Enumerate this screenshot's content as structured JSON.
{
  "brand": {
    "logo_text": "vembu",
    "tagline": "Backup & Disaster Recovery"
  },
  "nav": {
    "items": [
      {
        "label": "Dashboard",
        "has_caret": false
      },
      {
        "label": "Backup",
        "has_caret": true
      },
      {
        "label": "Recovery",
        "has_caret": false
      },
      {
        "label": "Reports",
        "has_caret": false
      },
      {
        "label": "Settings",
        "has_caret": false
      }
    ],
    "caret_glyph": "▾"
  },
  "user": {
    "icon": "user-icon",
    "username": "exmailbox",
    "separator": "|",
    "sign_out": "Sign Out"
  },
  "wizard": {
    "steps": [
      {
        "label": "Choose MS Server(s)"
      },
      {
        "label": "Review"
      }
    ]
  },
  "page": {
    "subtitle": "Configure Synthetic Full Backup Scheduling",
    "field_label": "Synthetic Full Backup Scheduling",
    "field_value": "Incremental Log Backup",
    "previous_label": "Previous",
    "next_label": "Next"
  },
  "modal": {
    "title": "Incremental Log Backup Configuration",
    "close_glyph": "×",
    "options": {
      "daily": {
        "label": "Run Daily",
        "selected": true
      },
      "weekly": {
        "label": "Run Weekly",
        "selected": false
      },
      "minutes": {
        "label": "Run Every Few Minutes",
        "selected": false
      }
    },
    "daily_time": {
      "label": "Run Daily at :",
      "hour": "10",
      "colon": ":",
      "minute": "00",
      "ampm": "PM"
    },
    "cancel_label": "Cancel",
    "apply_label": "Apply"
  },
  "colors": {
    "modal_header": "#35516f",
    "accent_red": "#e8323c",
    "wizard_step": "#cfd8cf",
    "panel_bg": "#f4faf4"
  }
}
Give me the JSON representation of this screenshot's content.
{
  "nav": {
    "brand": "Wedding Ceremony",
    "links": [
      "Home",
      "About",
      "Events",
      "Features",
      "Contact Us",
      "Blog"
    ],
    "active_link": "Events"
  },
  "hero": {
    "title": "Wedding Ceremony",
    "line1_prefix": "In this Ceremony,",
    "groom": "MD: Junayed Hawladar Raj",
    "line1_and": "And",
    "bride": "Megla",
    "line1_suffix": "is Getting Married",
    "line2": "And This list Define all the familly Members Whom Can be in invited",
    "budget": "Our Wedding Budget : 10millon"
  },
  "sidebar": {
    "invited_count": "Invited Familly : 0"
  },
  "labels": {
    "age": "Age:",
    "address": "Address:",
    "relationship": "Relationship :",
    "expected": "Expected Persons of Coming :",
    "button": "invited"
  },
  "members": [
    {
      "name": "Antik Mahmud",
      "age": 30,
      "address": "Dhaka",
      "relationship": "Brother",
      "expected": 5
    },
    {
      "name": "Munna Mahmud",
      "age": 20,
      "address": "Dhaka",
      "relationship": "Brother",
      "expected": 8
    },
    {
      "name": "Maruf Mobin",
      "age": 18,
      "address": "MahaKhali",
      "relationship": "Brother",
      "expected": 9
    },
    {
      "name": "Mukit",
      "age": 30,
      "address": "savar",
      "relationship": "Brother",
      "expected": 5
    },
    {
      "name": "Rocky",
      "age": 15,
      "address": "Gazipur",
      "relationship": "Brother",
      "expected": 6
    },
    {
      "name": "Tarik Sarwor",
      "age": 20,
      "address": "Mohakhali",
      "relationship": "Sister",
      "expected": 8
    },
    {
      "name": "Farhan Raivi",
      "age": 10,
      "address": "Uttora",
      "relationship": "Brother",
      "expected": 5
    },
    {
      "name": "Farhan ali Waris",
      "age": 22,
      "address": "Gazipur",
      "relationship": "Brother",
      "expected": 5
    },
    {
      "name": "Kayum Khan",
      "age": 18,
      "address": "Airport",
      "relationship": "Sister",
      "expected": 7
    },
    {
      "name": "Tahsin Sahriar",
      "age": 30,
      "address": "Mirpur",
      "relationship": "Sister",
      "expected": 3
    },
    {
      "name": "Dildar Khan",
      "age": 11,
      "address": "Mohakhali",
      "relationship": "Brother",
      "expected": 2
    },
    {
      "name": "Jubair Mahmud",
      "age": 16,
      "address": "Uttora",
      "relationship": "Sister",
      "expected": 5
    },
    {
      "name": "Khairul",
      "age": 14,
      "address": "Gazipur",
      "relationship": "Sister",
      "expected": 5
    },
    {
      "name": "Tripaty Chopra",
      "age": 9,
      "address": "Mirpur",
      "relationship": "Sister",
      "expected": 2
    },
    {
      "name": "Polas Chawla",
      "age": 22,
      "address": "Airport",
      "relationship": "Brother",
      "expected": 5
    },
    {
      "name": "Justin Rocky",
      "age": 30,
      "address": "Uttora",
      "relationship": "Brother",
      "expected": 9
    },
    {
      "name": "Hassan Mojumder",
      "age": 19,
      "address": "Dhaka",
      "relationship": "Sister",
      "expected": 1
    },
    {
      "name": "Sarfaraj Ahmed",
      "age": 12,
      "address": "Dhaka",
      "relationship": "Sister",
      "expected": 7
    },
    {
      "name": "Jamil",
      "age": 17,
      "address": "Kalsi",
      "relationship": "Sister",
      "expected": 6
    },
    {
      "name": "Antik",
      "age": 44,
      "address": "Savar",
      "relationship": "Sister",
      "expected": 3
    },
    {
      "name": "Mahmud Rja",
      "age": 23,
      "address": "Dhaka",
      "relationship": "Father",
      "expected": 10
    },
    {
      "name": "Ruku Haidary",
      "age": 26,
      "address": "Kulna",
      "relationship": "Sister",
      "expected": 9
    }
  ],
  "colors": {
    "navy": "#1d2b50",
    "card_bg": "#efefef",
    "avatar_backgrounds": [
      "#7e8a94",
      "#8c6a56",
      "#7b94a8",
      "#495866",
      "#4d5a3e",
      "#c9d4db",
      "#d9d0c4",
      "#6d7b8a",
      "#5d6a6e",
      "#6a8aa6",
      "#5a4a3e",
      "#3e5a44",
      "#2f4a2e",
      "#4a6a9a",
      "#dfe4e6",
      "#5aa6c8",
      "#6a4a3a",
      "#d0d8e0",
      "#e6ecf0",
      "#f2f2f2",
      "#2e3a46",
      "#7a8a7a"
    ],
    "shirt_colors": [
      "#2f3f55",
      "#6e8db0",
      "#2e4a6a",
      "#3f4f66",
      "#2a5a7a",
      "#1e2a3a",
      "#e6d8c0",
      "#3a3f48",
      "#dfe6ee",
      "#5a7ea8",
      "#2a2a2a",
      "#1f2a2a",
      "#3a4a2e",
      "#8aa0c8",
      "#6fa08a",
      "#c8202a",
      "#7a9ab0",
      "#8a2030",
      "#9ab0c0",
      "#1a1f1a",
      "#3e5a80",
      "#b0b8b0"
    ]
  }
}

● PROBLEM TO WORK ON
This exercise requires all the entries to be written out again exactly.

● RESPONSE
Enumerate this screenshot's content as structured JSON.
{
  "brand": {
    "logo_text": "vembu",
    "tagline": "Backup & Disaster Recovery"
  },
  "nav": {
    "items": [
      {
        "label": "Dashboard",
        "has_caret": false
      },
      {
        "label": "Backup",
        "has_caret": true
      },
      {
        "label": "Recovery",
        "has_caret": false
      },
      {
        "label": "Reports",
        "has_caret": false
      },
      {
        "label": "Settings",
        "has_caret": false
      }
    ],
    "caret_glyph": "▾"
  },
  "user": {
    "icon": "user-icon",
    "username": "exmailbox",
    "separator": "|",
    "sign_out": "Sign Out"
  },
  "wizard": {
    "steps": [
      {
        "label": "Choose MS Server(s)"
      },
      {
        "label": "Review"
      }
    ]
  },
  "page": {
    "subtitle": "Configure Synthetic Full Backup Scheduling",
    "field_label": "Synthetic Full Backup Scheduling",
    "field_value": "Incremental Log Backup",
    "previous_label": "Previous",
    "next_label": "Next"
  },
  "modal": {
    "title": "Incremental Log Backup Configuration",
    "close_glyph": "×",
    "options": {
      "daily": {
        "label": "Run Daily",
        "selected": true
      },
      "weekly": {
        "label": "Run Weekly",
        "selected": false
      },
      "minutes": {
        "label": "Run Every Few Minutes",
        "selected": false
      }
    },
    "daily_time": {
      "label": "Run Daily at :",
      "hour": "10",
      "colon": ":",
      "minute": "00",
      "ampm": "PM"
    },
    "cancel_label": "Cancel",
    "apply_label": "Apply"
  },
  "colors": {
    "modal_header": "#35516f",
    "accent_red": "#e8323c",
    "wizard_step": "#cfd8cf",
    "panel_bg": "#f4faf4"
  }
}
Give me the JSON representation of this screenshot's content.
{
  "nav": {
    "brand": "Wedding Ceremony",
    "links": [
      "Home",
      "About",
      "Events",
      "Features",
      "Contact Us",
      "Blog"
    ],
    "active_link": "Events"
  },
  "hero": {
    "title": "Wedding Ceremony",
    "line1_prefix": "In this Ceremony,",
    "groom": "MD: Junayed Hawladar Raj",
    "line1_and": "And",
    "bride": "Megla",
    "line1_suffix": "is Getting Married",
    "line2": "And This list Define all the familly Members Whom Can be in invited",
    "budget": "Our Wedding Budget : 10millon"
  },
  "sidebar": {
    "invited_count": "Invited Familly : 0"
  },
  "labels": {
    "age": "Age:",
    "address": "Address:",
    "relationship": "Relationship :",
    "expected": "Expected Persons of Coming :",
    "button": "invited"
  },
  "members": [
    {
      "name": "Antik Mahmud",
      "age": 30,
      "address": "Dhaka",
      "relationship": "Brother",
      "expected": 5
    },
    {
      "name": "Munna Mahmud",
      "age": 20,
      "address": "Dhaka",
      "relationship": "Brother",
      "expected": 8
    },
    {
      "name": "Maruf Mobin",
      "age": 18,
      "address": "MahaKhali",
      "relationship": "Brother",
      "expected": 9
    },
    {
      "name": "Mukit",
      "age": 30,
      "address": "savar",
      "relationship": "Brother",
      "expected": 5
    },
    {
      "name": "Rocky",
      "age": 15,
      "address": "Gazipur",
      "relationship": "Brother",
      "expected": 6
    },
    {
      "name": "Tarik Sarwor",
      "age": 20,
      "address": "Mohakhali",
      "relationship": "Sister",
      "expected": 8
    },
    {
      "name": "Farhan Raivi",
      "age": 10,
      "address": "Uttora",
      "relationship": "Brother",
      "expected": 5
    },
    {
      "name": "Farhan ali Waris",
      "age": 22,
      "address": "Gazipur",
      "relationship": "Brother",
      "expected": 5
    },
    {
      "name": "Kayum Khan",
      "age": 18,
      "address": "Airport",
      "relationship": "Sister",
      "expected": 7
    },
    {
      "name": "Tahsin Sahriar",
      "age": 30,
      "address": "Mirpur",
      "relationship": "Sister",
      "expected": 3
    },
    {
      "name": "Dildar Khan",
      "age": 11,
      "address": "Mohakhali",
      "relationship": "Brother",
      "expected": 2
    },
    {
      "name": "Jubair Mahmud",
      "age": 16,
      "address": "Uttora",
      "relationship": "Sister",
      "expected": 5
    },
    {
      "name": "Khairul",
      "age": 14,
      "address": "Gazipur",
      "relationship": "Sister",
      "expected": 5
    },
    {
      "name": "Tripaty Chopra",
      "age": 9,
      "address": "Mirpur",
      "relationship": "Sister",
      "expected": 2
    },
    {
      "name": "Polas Chawla",
      "age": 22,
      "address": "Airport",
      "relationship": "Brother",
      "expected": 5
    },
    {
      "name": "Justin Rocky",
      "age": 30,
      "address": "Uttora",
      "relationship": "Brother",
      "expected": 9
    },
    {
      "name": "Hassan Mojumder",
      "age": 19,
      "address": "Dhaka",
      "relationship": "Sister",
      "expected": 1
    },
    {
      "name": "Sarfaraj Ahmed",
      "age": 12,
      "address": "Dhaka",
      "relationship": "Sister",
      "expected": 7
    },
    {
      "name": "Jamil",
      "age": 17,
      "address": "Kalsi",
      "relationship": "Sister",
      "expected": 6
    },
    {
      "name": "Antik",
      "age": 44,
      "address": "Savar",
      "relationship": "Sister",
      "expected": 3
    },
    {
      "name": "Mahmud Rja",
      "age": 23,
      "address": "Dhaka",
      "relationship": "Father",
      "expected": 10
    },
    {
      "name": "Ruku Haidary",
      "age": 26,
      "address": "Kulna",
      "relationship": "Sister",
      "expected": 9
    }
  ],
  "colors": {
    "navy": "#1d2b50",
    "card_bg": "#efefef",
    "avatar_backgrounds": [
      "#7e8a94",
      "#8c6a56",
      "#7b94a8",
      "#495866",
      "#4d5a3e",
      "#c9d4db",
      "#d9d0c4",
      "#6d7b8a",
      "#5d6a6e",
      "#6a8aa6",
      "#5a4a3e",
      "#3e5a44",
      "#2f4a2e",
      "#4a6a9a",
      "#dfe4e6",
      "#5aa6c8",
      "#6a4a3a",
      "#d0d8e0",
      "#e6ecf0",
      "#f2f2f2",
      "#2e3a46",
      "#7a8a7a"
    ],
    "shirt_colors": [
      "#2f3f55",
      "#6e8db0",
      "#2e4a6a",
      "#3f4f66",
      "#2a5a7a",
      "#1e2a3a",
      "#e6d8c0",
      "#3a3f48",
      "#dfe6ee",
      "#5a7ea8",
      "#2a2a2a",
      "#1f2a2a",
      "#3a4a2e",
      "#8aa0c8",
      "#6fa08a",
      "#c8202a",
      "#7a9ab0",
      "#8a2030",
      "#9ab0c0",
      "#1a1f1a",
      "#3e5a80",
      "#b0b8b0"
    ]
  }
}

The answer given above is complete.